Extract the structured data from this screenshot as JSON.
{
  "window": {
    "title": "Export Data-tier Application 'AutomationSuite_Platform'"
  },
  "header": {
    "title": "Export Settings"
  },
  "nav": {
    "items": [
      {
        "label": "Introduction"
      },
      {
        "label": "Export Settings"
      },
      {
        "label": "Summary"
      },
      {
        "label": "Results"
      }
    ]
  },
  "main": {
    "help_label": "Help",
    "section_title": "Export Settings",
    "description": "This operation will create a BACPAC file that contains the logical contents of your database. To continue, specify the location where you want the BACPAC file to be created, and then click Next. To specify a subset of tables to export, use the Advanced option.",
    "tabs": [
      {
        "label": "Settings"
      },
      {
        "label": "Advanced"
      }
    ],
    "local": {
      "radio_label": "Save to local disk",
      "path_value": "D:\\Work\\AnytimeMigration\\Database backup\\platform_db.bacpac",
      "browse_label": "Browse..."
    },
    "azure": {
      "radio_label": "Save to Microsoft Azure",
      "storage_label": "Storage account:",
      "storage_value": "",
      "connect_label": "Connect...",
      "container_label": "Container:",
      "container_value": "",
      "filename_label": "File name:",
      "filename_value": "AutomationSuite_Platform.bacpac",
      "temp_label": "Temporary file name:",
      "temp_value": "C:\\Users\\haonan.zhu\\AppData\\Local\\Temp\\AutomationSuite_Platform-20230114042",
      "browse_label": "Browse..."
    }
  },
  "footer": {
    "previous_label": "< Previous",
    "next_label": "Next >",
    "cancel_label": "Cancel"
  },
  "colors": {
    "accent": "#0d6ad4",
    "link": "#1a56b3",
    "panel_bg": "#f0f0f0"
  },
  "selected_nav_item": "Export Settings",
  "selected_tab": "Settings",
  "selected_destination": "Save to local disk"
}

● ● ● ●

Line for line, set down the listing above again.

### EXERCISE RESPONSE
Extract the structured data from this screenshot as JSON.
{
  "window": {
    "title": "Export Data-tier Application 'AutomationSuite_Platform'"
  },
  "header": {
    "title": "Export Settings"
  },
  "nav": {
    "items": [
      {
        "label": "Introduction"
      },
      {
        "label": "Export Settings"
      },
      {
        "label": "Summary"
      },
      {
        "label": "Results"
      }
    ]
  },
  "main": {
    "help_label": "Help",
    "section_title": "Export Settings",
    "description": "This operation will create a BACPAC file that contains the logical contents of your database. To continue, specify the location where you want the BACPAC file to be created, and then click Next. To specify a subset of tables to export, use the Advanced option.",
    "tabs": [
      {
        "label": "Settings"
      },
      {
        "label": "Advanced"
      }
    ],
    "local": {
      "radio_label": "Save to local disk",
      "path_value": "D:\\Work\\AnytimeMigration\\Database backup\\platform_db.bacpac",
      "browse_label": "Browse..."
    },
    "azure": {
      "radio_label": "Save to Microsoft Azure",
      "storage_label": "Storage account:",
      "storage_value": "",
      "connect_label": "Connect...",
      "container_label": "Container:",
      "container_value": "",
      "filename_label": "File name:",
      "filename_value": "AutomationSuite_Platform.bacpac",
      "temp_label": "Temporary file name:",
      "temp_value": "C:\\Users\\haonan.zhu\\AppData\\Local\\Temp\\AutomationSuite_Platform-20230114042",
      "browse_label": "Browse..."
    }
  },
  "footer": {
    "previous_label": "< Previous",
    "next_label": "Next >",
    "cancel_label": "Cancel"
  },
  "colors": {
    "accent": "#0d6ad4",
    "link": "#1a56b3",
    "panel_bg": "#f0f0f0"
  },
  "selected_nav_item": "Export Settings",
  "selected_tab": "Settings",
  "selected_destination": "Save to local disk"
}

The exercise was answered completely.